PHP Faster in Array

Recently I was porting some legacy PHP code into a Laravel framework. I came upon an interesting function in the legacy code with a name that intrigued me and got me wondering how useful this could be.

/** * Faster array lookup than in_array() where the needle is a key of the haystack. * Haystack should be in the form of [ 'key' => 1 ]. * The value of the haystack is arbitrary since it's just a placeholder. The key is used for the lookup. * * @param $needle * @param $haystack * * @return bool */ function fast_in_array($needle, $haystack) { return isset($haystack[$needle]); }

In the place it was being used, the array only had one element in it, so not very useful. But I noted it for possible later use.

One of the requirements for the project was to send out blast emails. Blasts could be sent out to a few users or up to 50,000 users. They contained optional sections, substitutions variables, custom signatures, tracking codes etc.

The emails were written by professional writers and customized for each sender to appear as a personal email from sender to recipient. For this reason, it is very important that the same email never went out to the same person twice.

Upon sending, we would look through sent logs (in a data store) and remove any users that already received that specific email.

Originally I looped through all the “sent” objects and compare their emails to recipients objects and remove any matches. So two nested for each loops. Almost an N-Squared O(N2) solution. In other words, an algorithm whose performance is directly proportional to the square of the size of the input data set. Not quite in this case since it was not iterating over the same data sets, but close enough.

This is fine when working will small sets of data. However as that data grows, it will start increasing run times dramatically.

foreach ( $sents as $sent ){ foreach ($users as $key => $user ){ if($user->email === $sent->email){ unset($users[$key]); } } }

Here are some time results with different data sets using nested iterations:

Number of users: 300
Number of sents : 100
Elapsed time: 0.0031440258026123

Very decent for a small data sets. But what happens when the data set size increases to 30,000 users and 10,000 “sents".

Number of users: 30000
Number of sents : 10000
Elapsed time: 104.06943202019

We can see that it is now taking a significant amount of time to process this.

And what happens if we increase it to 60,000 users but keeps the “sents" at 10,000.

Number of users: 60000
Number of sents : 10000
Elapsed time: 226.92668390274

Doubling the original users array more than doubles the processing time. So lets try implementing the fast_in_array function.

The first thing we need to do is create a new array which has the element we are searching for as the key.
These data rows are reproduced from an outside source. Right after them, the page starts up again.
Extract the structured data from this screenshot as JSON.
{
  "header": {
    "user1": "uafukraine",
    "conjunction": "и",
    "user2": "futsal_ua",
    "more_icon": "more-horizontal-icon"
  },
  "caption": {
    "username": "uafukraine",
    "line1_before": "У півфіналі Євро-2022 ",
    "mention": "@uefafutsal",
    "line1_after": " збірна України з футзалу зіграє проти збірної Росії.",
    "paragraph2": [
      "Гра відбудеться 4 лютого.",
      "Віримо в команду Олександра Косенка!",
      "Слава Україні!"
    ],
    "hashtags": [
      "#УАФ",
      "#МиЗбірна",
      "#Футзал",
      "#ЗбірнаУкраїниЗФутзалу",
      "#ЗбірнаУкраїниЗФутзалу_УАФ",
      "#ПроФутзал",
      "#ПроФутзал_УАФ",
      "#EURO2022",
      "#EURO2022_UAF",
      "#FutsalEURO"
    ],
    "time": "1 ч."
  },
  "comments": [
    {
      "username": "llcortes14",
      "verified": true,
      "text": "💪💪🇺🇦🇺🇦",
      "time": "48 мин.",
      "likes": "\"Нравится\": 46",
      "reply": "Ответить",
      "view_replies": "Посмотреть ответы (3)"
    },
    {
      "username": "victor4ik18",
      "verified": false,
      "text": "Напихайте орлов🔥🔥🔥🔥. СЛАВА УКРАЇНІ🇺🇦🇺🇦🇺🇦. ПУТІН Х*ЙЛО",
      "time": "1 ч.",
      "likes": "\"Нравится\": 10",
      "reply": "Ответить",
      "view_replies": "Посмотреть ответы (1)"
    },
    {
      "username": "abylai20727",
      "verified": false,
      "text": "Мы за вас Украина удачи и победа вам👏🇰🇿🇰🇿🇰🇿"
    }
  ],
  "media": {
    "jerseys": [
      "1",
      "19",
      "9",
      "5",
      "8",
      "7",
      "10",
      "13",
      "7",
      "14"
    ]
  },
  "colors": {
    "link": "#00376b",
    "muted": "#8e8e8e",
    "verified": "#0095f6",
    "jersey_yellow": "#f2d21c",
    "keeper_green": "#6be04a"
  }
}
$haystack = []; foreach ($sents as $sent){ $haystack[$sent->email] = 1; }

Next, we still need to loop through our users once but instead of the nested loop we use our fast_in_array function.

foreach ( $users as $key => $user ){ if ( fast_in_array( $user->email, $haystack ) ){ unset($users[$key]); } }

At 300 users and 100 "sents" we get:

Number of users: 300
Number of sents : 100
Elapsed time: 0.00028800964355469

A significant improvement over the nested loops, but insignificant at this point.

So lets increase it to 30,000 users and 10,000 sents.

Number of users: 30000
Number of sents : 10000
Elapsed time: 0.040152072906494

We go from 104.069 secs to 0.040 secs. Now that is a very significant improvement.

And when we try 60,000 users and 10,000?

Number of users: 60000
Number of sents : 10000
Elapsed time: 0.078256845474243

We now go from 226.927 secs to 0.078 secs. Unbelievable performance gain.

So why is this?

Surely a few reasons, but we know PHP stores arrays in C using a hash table. My guess would be that the keys are sorted and when using PHP’s isset() it does not need to iterate over the complete set of elements before it knows when it is there or not. But I would need to dig in some PHP C code to confirm that.

You can view the complete PHP code used to perform these tests at: